* [EXERCISE BRIEF]
Run through the records and, wherever a line holds the word "icon", return that line.

* [GIVEN INFORMATION]
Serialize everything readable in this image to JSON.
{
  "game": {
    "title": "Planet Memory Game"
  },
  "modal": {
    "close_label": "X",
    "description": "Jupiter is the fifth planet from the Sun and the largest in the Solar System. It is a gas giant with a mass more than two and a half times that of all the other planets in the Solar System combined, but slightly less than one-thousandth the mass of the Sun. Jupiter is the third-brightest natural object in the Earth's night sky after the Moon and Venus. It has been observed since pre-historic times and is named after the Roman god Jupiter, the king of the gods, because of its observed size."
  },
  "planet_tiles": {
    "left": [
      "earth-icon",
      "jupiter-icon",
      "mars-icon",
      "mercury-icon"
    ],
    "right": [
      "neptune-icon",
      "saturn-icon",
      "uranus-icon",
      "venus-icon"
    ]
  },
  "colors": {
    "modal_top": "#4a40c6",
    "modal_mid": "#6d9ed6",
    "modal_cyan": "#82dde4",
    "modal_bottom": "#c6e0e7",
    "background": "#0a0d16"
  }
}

* [ANSWER AREA]
      "earth-icon",
      "jupiter-icon",
      "mars-icon",
      "mercury-icon"
      "neptune-icon",
      "saturn-icon",
      "uranus-icon",
      "venus-icon"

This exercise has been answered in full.